- _Task description_
Look through the data below. Collect every line where the word "icon" occurs.

Segment Start: Supplied records

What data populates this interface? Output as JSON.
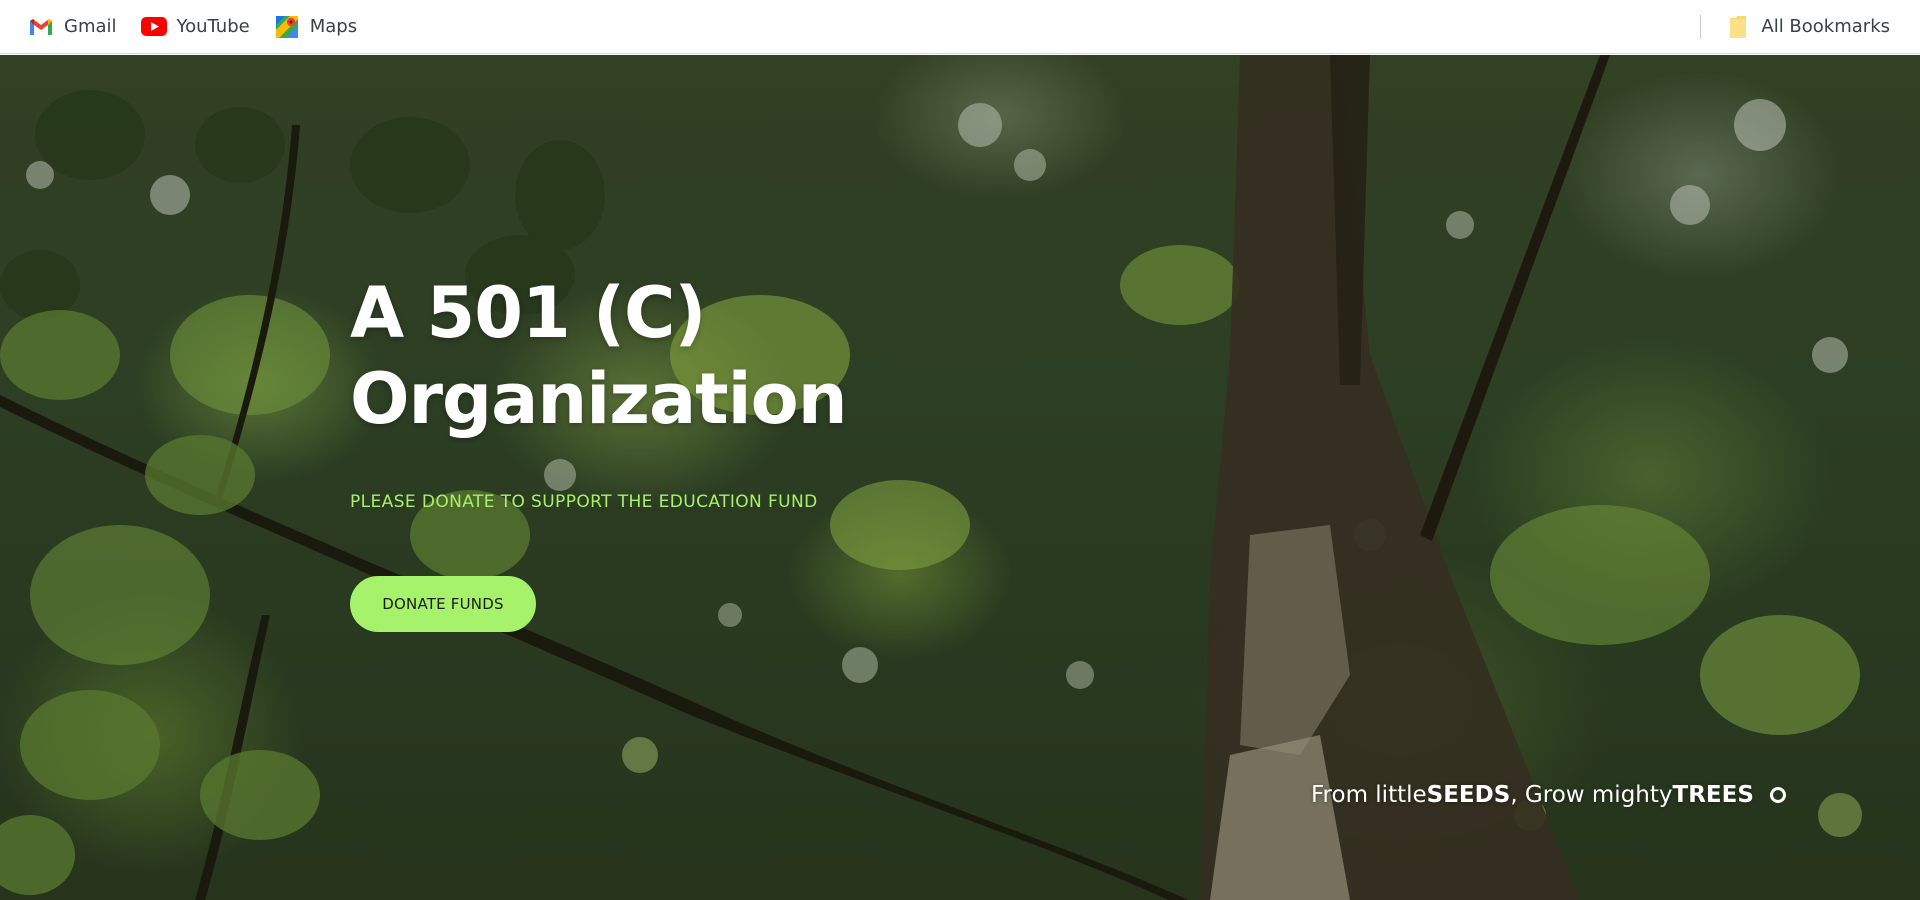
{
  "bookmarks": {
    "items": [
      {
        "label": "Gmail",
        "icon": "gmail-icon"
      },
      {
        "label": "YouTube",
        "icon": "youtube-icon"
      },
      {
        "label": "Maps",
        "icon": "maps-icon"
      }
    ],
    "all_bookmarks": {
      "label": "All Bookmarks",
      "icon": "folder-icon"
    }
  },
  "hero": {
    "title_line1": "A 501 (C)",
    "title_line2": "Organization",
    "subtitle": "PLEASE DONATE TO SUPPORT THE EDUCATION FUND",
    "donate_button": "DONATE FUNDS",
    "tagline": {
      "part1": "From little ",
      "part2": "SEEDS",
      "part3": ", Grow mighty ",
      "part4": "TREES"
    }
  },
  "colors": {
    "accent": "#a6f26a",
    "title": "#ffffff",
    "bookmark_text": "#3c4043"
  }
}
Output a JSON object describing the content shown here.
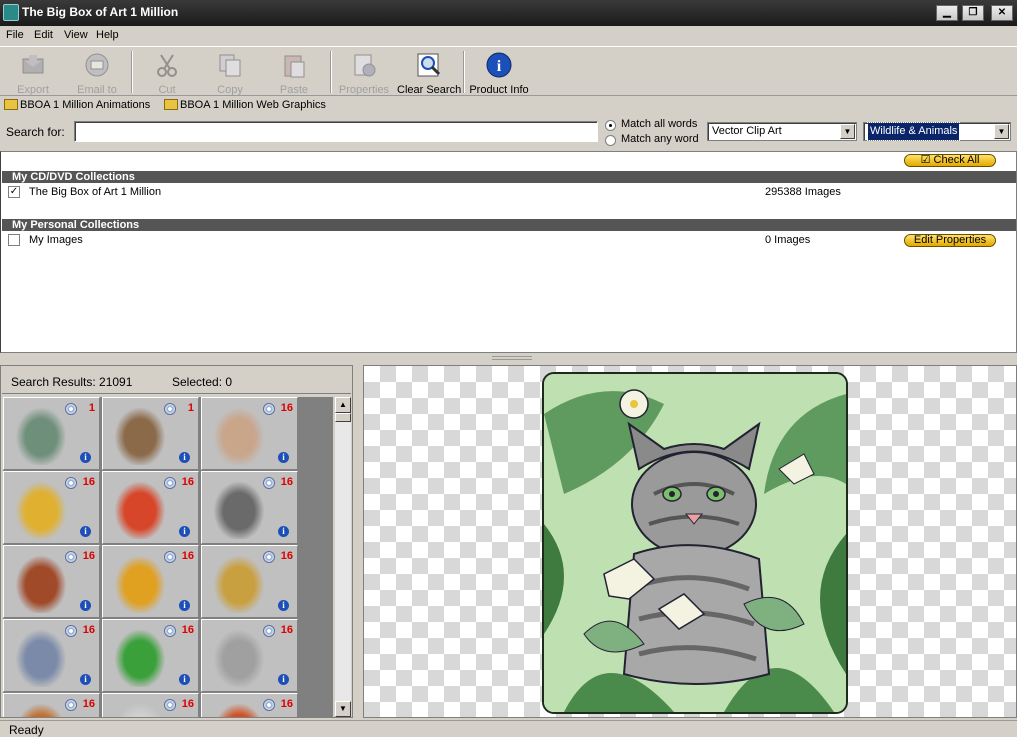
{
  "window": {
    "title": "The Big Box of Art 1 Million",
    "min": "▁",
    "max": "❐",
    "close": "✕"
  },
  "menu": [
    "File",
    "Edit",
    "View",
    "Help"
  ],
  "toolbar": [
    {
      "label": "Export",
      "icon": "export-icon",
      "enabled": false
    },
    {
      "label": "Email to",
      "icon": "email-icon",
      "enabled": false
    },
    {
      "label": "Cut",
      "icon": "cut-icon",
      "enabled": false
    },
    {
      "label": "Copy",
      "icon": "copy-icon",
      "enabled": false
    },
    {
      "label": "Paste",
      "icon": "paste-icon",
      "enabled": false
    },
    {
      "label": "Properties",
      "icon": "properties-icon",
      "enabled": false
    },
    {
      "label": "Clear Search",
      "icon": "clear-search-icon",
      "enabled": true
    },
    {
      "label": "Product Info",
      "icon": "info-icon",
      "enabled": true
    }
  ],
  "favorites": [
    "BBOA 1 Million Animations",
    "BBOA 1 Million Web Graphics"
  ],
  "search": {
    "label": "Search for:",
    "value": "",
    "match_all": "Match all words",
    "match_any": "Match any word",
    "match_mode": "all",
    "type": "Vector Clip Art",
    "category": "Wildlife & Animals"
  },
  "collections": {
    "check_all": "Check All",
    "check_all_mark": "☑",
    "cd_header": "My CD/DVD Collections",
    "cd_items": [
      {
        "name": "The Big Box of Art 1 Million",
        "count": "295388 Images",
        "checked": true,
        "mark": "✓"
      }
    ],
    "personal_header": "My Personal Collections",
    "personal_items": [
      {
        "name": "My Images",
        "count": "0 Images",
        "checked": false
      }
    ],
    "edit_properties": "Edit Properties"
  },
  "results": {
    "count_text": "Search Results: 21091",
    "selected_text": "Selected: 0",
    "thumbnails": [
      {
        "subject": "lynx-photo",
        "count": "1"
      },
      {
        "subject": "hippo",
        "count": "1"
      },
      {
        "subject": "horse",
        "count": "16"
      },
      {
        "subject": "lion",
        "count": "16"
      },
      {
        "subject": "rooster",
        "count": "16"
      },
      {
        "subject": "zebra",
        "count": "16"
      },
      {
        "subject": "bull",
        "count": "16"
      },
      {
        "subject": "tiger",
        "count": "16"
      },
      {
        "subject": "snail",
        "count": "16"
      },
      {
        "subject": "shark",
        "count": "16"
      },
      {
        "subject": "dragon",
        "count": "16"
      },
      {
        "subject": "heron",
        "count": "16"
      },
      {
        "subject": "bird",
        "count": "16"
      },
      {
        "subject": "mouse",
        "count": "16"
      },
      {
        "subject": "fish",
        "count": "16"
      }
    ],
    "info_glyph": "i",
    "scroll_up": "▲",
    "scroll_down": "▼"
  },
  "preview": {
    "subject": "cat-in-foliage"
  },
  "status": "Ready"
}
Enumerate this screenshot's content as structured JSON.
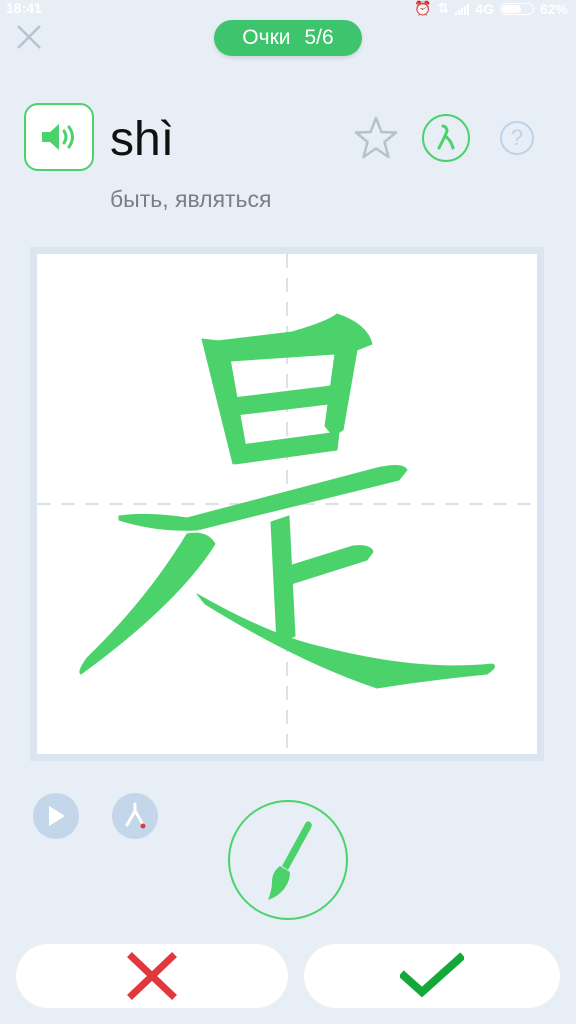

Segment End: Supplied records

- _Written solution_
        "icon": "gmail-icon"
        "icon": "youtube-icon"
        "icon": "maps-icon"
      "icon": "folder-icon"
      "icon": "export-icon",
      "icon": "email-icon",
      "icon": "cut-icon",
      "icon": "copy-icon",
      "icon": "paste-icon",
      "icon": "properties-icon",
      "icon": "clear-search-icon",
      "icon": "info-icon",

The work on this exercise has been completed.